Abstract: Wyoming bentonite, Fithian illite, and basalt from the Umtanum Formation, Washington, were treated hydrothermally at 200° to 460°C and 260 to 500 bars for 71 to 584 days. No change was detected for the bentonite and basalt, except for the loss of calcite and exchange of Ca for K in the smectite and the growth of a small amount of smectite (presumably from a glass phase) in the basalt. Calcite in the initial bentonite may have stabilized the smectite by Ca/K exchange; thus, if the latter is used as a packing material in a nuclear waste repository, limestone should be added. No change was detected in the illite samples treated <300°C; however, at 360°C, euhedral crystals of berthierine and illite grew at the expense of original illite/smectite, apparently by a solution-crystallization process. Significant changes involving the dissolution of starting phases and the formation of illite and chlorite were also detected in mixtures of basalt and bentonite at 400°C; at temperatures <400°C, no changes were observed.

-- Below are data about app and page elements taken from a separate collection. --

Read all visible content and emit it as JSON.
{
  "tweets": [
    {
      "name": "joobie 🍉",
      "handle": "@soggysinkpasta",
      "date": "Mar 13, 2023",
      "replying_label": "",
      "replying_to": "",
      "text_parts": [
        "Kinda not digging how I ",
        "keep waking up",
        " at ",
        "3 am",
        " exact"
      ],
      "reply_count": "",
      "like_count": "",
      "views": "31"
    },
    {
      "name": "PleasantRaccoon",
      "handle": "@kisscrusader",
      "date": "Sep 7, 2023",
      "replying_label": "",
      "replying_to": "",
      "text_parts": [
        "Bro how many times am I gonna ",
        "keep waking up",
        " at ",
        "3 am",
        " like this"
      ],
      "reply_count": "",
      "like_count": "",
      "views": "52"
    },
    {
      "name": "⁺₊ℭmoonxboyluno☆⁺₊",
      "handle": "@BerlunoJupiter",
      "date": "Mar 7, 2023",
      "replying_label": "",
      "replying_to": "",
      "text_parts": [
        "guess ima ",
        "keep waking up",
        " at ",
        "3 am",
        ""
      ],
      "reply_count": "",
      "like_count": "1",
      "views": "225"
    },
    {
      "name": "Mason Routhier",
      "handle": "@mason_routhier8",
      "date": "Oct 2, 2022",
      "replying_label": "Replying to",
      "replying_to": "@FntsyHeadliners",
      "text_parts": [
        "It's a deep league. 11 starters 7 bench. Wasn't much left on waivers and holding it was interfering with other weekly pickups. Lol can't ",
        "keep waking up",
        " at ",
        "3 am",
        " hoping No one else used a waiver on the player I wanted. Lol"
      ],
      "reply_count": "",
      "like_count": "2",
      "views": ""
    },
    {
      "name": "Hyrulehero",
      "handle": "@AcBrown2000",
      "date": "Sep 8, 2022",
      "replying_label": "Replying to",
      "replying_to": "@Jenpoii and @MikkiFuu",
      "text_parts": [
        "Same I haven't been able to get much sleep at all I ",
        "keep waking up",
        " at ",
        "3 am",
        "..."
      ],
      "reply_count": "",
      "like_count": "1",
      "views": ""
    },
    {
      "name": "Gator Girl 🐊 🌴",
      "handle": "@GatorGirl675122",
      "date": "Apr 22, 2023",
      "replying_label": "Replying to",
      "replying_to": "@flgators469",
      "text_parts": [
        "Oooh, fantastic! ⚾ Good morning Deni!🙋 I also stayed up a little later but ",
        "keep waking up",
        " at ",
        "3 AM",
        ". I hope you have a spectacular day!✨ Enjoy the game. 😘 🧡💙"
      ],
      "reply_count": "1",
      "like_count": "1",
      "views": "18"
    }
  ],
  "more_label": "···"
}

The newly formed mineral phases (berthierine, illite, and chlorite) observed by transmission electron microscopy showed euhedral to subhedral shapes. These shapes are the same as those observed in hydrothermally altered sediments from the Salton Sea field and different from those from burial metamorphic environments, such as Gulf Coast sediments. The reaction mechanism is apparently the dissolution of reactants followed by the crystallization of products from solution, without conservation of structural elements of the reactants. Reactions apparently required temperatures greater than those for analogous changes in nature, suggesting that the degree of reaction was controlled by kinetics. The lack of dissolution in experimental runs at low temperatures, however, does not necessarily imply long-term stabilities of these clay minerals.